• **EXERCISE GOAL**:
All of the records below are to be copied exactly.

• **EXTRACTED RECORDS**:
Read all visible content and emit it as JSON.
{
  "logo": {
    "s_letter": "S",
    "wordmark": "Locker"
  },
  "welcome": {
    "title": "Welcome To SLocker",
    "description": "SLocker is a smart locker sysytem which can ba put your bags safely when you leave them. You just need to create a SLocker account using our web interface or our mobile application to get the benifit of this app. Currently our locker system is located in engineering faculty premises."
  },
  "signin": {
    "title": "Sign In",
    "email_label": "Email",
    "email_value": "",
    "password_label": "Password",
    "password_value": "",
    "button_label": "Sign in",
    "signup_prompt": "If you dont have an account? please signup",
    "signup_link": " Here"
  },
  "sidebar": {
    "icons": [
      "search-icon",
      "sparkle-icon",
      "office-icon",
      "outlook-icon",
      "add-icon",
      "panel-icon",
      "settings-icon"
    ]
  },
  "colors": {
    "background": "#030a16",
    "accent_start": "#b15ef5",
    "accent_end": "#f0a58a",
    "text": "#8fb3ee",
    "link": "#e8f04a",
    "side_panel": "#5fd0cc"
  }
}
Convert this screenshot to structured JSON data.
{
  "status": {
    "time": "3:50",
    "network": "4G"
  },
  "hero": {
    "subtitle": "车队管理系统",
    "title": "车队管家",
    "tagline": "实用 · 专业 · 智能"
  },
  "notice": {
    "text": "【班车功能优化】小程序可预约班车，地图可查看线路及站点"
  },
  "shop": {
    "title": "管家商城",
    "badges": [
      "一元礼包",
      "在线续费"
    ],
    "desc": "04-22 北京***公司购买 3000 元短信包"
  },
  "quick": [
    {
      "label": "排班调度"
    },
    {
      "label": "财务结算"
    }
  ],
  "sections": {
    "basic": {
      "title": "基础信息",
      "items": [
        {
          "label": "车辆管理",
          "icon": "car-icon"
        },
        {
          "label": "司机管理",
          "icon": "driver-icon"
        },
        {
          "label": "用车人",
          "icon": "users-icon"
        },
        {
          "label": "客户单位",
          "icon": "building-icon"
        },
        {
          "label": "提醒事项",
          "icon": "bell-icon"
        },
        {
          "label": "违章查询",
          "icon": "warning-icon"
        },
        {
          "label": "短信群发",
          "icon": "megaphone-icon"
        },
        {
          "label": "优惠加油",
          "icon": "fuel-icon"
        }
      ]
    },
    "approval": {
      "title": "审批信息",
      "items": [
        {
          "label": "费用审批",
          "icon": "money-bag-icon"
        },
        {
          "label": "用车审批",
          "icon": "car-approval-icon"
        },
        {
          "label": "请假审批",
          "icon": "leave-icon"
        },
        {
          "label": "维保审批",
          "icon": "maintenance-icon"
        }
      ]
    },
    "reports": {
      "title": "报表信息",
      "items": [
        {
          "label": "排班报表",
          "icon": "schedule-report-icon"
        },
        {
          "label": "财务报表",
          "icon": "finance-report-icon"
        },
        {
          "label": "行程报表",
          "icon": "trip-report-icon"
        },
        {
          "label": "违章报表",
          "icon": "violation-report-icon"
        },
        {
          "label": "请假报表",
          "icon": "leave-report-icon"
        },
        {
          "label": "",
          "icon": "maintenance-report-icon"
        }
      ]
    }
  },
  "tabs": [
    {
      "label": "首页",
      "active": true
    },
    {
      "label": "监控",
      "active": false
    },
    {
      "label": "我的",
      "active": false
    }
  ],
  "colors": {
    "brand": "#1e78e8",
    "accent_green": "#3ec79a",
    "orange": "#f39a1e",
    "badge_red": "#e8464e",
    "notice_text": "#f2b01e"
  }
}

• **WRITTEN SOLUTION**:
Read all visible content and emit it as JSON.
{
  "logo": {
    "s_letter": "S",
    "wordmark": "Locker"
  },
  "welcome": {
    "title": "Welcome To SLocker",
    "description": "SLocker is a smart locker sysytem which can ba put your bags safely when you leave them. You just need to create a SLocker account using our web interface or our mobile application to get the benifit of this app. Currently our locker system is located in engineering faculty premises."
  },
  "signin": {
    "title": "Sign In",
    "email_label": "Email",
    "email_value": "",
    "password_label": "Password",
    "password_value": "",
    "button_label": "Sign in",
    "signup_prompt": "If you dont have an account? please signup",
    "signup_link": " Here"
  },
  "sidebar": {
    "icons": [
      "search-icon",
      "sparkle-icon",
      "office-icon",
      "outlook-icon",
      "add-icon",
      "panel-icon",
      "settings-icon"
    ]
  },
  "colors": {
    "background": "#030a16",
    "accent_start": "#b15ef5",
    "accent_end": "#f0a58a",
    "text": "#8fb3ee",
    "link": "#e8f04a",
    "side_panel": "#5fd0cc"
  }
}
Convert this screenshot to structured JSON data.
{
  "status": {
    "time": "3:50",
    "network": "4G"
  },
  "hero": {
    "subtitle": "车队管理系统",
    "title": "车队管家",
    "tagline": "实用 · 专业 · 智能"
  },
  "notice": {
    "text": "【班车功能优化】小程序可预约班车，地图可查看线路及站点"
  },
  "shop": {
    "title": "管家商城",
    "badges": [
      "一元礼包",
      "在线续费"
    ],
    "desc": "04-22 北京***公司购买 3000 元短信包"
  },
  "quick": [
    {
      "label": "排班调度"
    },
    {
      "label": "财务结算"
    }
  ],
  "sections": {
    "basic": {
      "title": "基础信息",
      "items": [
        {
          "label": "车辆管理",
          "icon": "car-icon"
        },
        {
          "label": "司机管理",
          "icon": "driver-icon"
        },
        {
          "label": "用车人",
          "icon": "users-icon"
        },
        {
          "label": "客户单位",
          "icon": "building-icon"
        },
        {
          "label": "提醒事项",
          "icon": "bell-icon"
        },
        {
          "label": "违章查询",
          "icon": "warning-icon"
        },
        {
          "label": "短信群发",
          "icon": "megaphone-icon"
        },
        {
          "label": "优惠加油",
          "icon": "fuel-icon"
        }
      ]
    },
    "approval": {
      "title": "审批信息",
      "items": [
        {
          "label": "费用审批",
          "icon": "money-bag-icon"
        },
        {
          "label": "用车审批",
          "icon": "car-approval-icon"
        },
        {
          "label": "请假审批",
          "icon": "leave-icon"
        },
        {
          "label": "维保审批",
          "icon": "maintenance-icon"
        }
      ]
    },
    "reports": {
      "title": "报表信息",
      "items": [
        {
          "label": "排班报表",
          "icon": "schedule-report-icon"
        },
        {
          "label": "财务报表",
          "icon": "finance-report-icon"
        },
        {
          "label": "行程报表",
          "icon": "trip-report-icon"
        },
        {
          "label": "违章报表",
          "icon": "violation-report-icon"
        },
        {
          "label": "请假报表",
          "icon": "leave-report-icon"
        },
        {
          "label": "",
          "icon": "maintenance-report-icon"
        }
      ]
    }
  },
  "tabs": [
    {
      "label": "首页",
      "active": true
    },
    {
      "label": "监控",
      "active": false
    },
    {
      "label": "我的",
      "active": false
    }
  ],
  "colors": {
    "brand": "#1e78e8",
    "accent_green": "#3ec79a",
    "orange": "#f39a1e",
    "badge_red": "#e8464e",
    "notice_text": "#f2b01e"
  }
}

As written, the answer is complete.